I have one of the smallest kitchens in the world. You can stand in pretty much any part of it and touch pretty much any other part. Sometimes – like when you’re unloading the dishwasher – this is great: you only have to reach out an arm to find the appropriate cupboard and put things away. You don’t even have to move your feet, never mind actually walk anywhere. At others – like when two of you want to do anything in there at the same time, or you want to cook and chat to a child or a guest, or you want to find a place for a new mug, it’s impossible.
However, the minuteness of my kitchen is a small price to pay for living in London. Sometimes. And yesterday was one of those times.
The day dawns cold and frosty. Christmas is approaching. The children are on holiday; I need a dose of culture. I make a picnic, sling it in a backpack and we head for the bright lights. By which, of course, I mean the V&A. I want to see quilts (something to do with the new book) and I have promised the boys lots of lovely old weapons to keep them happy.
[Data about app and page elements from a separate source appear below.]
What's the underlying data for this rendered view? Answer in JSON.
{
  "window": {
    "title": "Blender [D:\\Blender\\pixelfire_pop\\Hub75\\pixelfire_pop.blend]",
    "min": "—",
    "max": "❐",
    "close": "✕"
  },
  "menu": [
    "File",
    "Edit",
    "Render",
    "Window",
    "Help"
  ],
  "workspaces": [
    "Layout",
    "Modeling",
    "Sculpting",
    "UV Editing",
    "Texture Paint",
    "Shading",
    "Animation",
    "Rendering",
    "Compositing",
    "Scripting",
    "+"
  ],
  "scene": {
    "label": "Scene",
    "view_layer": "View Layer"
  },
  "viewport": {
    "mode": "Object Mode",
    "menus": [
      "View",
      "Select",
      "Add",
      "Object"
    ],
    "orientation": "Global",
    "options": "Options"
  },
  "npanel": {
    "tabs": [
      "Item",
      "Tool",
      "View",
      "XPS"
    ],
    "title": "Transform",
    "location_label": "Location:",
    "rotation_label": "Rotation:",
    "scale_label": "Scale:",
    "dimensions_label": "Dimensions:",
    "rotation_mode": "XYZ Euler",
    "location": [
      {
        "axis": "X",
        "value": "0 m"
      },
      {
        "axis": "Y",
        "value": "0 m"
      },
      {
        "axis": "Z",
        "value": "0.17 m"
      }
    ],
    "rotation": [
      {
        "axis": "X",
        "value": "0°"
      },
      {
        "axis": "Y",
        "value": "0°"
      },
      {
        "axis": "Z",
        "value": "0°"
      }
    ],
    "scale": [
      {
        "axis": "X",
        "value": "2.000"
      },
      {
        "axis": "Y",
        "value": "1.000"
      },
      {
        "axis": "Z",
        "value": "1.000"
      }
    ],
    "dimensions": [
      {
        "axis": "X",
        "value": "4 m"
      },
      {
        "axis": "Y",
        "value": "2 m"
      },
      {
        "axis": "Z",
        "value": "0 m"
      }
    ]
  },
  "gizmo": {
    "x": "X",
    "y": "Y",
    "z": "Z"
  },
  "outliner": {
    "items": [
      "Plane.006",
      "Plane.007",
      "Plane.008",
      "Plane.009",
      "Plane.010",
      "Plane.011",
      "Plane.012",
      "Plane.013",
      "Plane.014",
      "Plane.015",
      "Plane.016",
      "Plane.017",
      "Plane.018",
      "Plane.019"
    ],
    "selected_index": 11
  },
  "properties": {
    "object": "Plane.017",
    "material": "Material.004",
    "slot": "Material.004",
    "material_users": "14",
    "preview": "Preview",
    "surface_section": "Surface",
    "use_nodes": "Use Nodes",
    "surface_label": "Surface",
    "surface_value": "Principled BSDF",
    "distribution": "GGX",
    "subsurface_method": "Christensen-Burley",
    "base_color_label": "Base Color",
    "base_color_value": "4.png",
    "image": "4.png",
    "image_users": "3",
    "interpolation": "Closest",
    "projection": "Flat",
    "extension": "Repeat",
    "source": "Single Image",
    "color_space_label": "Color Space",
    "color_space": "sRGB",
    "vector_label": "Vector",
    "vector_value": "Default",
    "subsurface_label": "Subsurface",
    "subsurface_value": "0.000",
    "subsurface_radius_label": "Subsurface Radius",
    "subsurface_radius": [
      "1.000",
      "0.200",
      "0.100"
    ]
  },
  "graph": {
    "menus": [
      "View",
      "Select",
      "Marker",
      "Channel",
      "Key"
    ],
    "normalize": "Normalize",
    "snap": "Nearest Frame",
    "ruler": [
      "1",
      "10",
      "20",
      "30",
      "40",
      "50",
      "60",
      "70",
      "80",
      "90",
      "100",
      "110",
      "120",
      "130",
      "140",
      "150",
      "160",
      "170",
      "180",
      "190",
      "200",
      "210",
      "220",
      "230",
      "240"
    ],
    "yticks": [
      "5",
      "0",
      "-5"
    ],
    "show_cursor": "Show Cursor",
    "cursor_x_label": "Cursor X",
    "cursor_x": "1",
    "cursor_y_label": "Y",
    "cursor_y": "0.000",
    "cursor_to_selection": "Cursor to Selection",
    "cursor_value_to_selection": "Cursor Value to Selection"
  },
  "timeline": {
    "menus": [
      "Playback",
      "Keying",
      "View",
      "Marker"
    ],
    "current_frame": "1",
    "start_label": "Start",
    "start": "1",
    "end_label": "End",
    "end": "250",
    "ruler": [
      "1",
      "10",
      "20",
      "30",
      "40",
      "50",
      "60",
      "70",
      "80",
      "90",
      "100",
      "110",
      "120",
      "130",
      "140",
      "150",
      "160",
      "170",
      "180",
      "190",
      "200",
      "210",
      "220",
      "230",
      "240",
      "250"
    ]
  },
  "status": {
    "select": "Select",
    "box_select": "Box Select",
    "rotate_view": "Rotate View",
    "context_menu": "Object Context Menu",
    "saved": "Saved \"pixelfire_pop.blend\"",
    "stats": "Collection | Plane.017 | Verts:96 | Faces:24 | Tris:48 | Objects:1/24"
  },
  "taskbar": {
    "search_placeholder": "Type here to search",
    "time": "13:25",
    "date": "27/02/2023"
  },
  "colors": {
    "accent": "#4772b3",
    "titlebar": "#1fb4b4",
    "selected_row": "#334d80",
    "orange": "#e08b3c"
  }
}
On the way, there is a slight misunderstanding. Tom hears ‘V&A’ as ‘DNA’, which reminds him of the bit in Jurassic Park when the canister of dino DNA is stolen by the sweaty baddie and ends up floating out to sea. Tom doesn’t have a problem AT ALL with the sweaty baddie being eaten alive by an angry dinosaur in the process: he’s just worried about that canister. I keep on having to reassure him that it’s OK.
So anyway, obviously by now Tom assumes we’re going to see not patchwork, but dinosaurs. But at this point we are in South Kensington and we can see the beautiful, multicoloured towers of the Natural History Museum across the road from the V&A. So I promise him both. I also remember reading recently that the Natural History Museum used to be so blackened and ugly from coal soot (it was like that when I first knew it as a schoolgirl) that the council wanted to pull it down and start again. Instead, there was a campaign to save it and for years it was under scaffolding, while they sandblasted off all the soot. Up until then, we had always associated Victorian architecture with dark, lumpen ugliness. But suddenly, when the museum was eventually revealed, we realised that after all, those Victorians were really REALLY good. The Natural History Museum is one of the most beautiful buildings in London, AND it’s got a skating rink outside at the moment AND it’s got dinosaurs inside. Moving ones. What’s not to love? As always, I mentally thanked Prince Albert – the Steve Jobs of his day – for having the idea and making it happen.
But first, the V&A. As usual, we fell in love with everything in the shop. Then we asked a nice man at the members’ desk where the quilts and weapons were. He sadly informed us that they only had quilts on display for a one-off exhibition and there are none to see now. Also, they don’t really ‘do’ weapons at the V&A, as it’s all about ‘the applied and decorative arts’ – not killing people. But I knew better. I took the boys to the Japanese section, because those eighteenth century Japanese artists knew a thing or two about applying the arts to Samurai slung swords, blades, daggers, armour and really scary helmets. There were two cases of them. Job done.
There was also, as it happened, a temporary exhibition called ‘The Power of Making‘, celebrating all sorts of crafts, from dry stone walling to saddle making, dress making, gun making (more guns – hah!), 3D-printers (the future), cabinets, bicycles, artificial eyes, shoes with guitars on … And yes, there was a quilt, with direction-sensing er … sensors on it, so it could map the shape of whatever it was thrown over. Also some needlework, done by British officers captured by the Nazis and containing a secret code. It was PERFECT. We could hardly drag ourselves away.
After some restorative cheese and peanut butter sandwiches, we headed off for those dinosaurs next door. We spent ages in the dinosaur section, watching the pretend moving ones, admiring the bones of the very dead real ones, learning far more about them and their times than we ever intended to. Tom bought a cuddly stegosaurus called Steggie and we were done.
Harrods was a bus ride away. We used to go there for the Krispy Kremes, but they don’t do them any more. Instead, we happily window-shopped, the boys posed beside a couple of teddy bears that were at least four times their size (and cost £2000 – go figure), and I managed to buy a secret Christmas present without incurring shipping charges, so I actually saved money.
All in all, we were out for most of the day, before driving home across my favourite bridge (Albert) – working again and lit like a Christmas tree. We learned loads. We saw lots of beautiful, beautiful things. The children were enchanted and so was I. Apart from shopping, the total cost was one bus fare.
As I say, a tiny kitchen is a small price to pay.
* And in case you don’t know the film already, do look out for ‘One of Our Dinosaurs Is Missing’. It is mad, and funny, and features the star diplodocus of the Natural History Museum. Not many films can say that.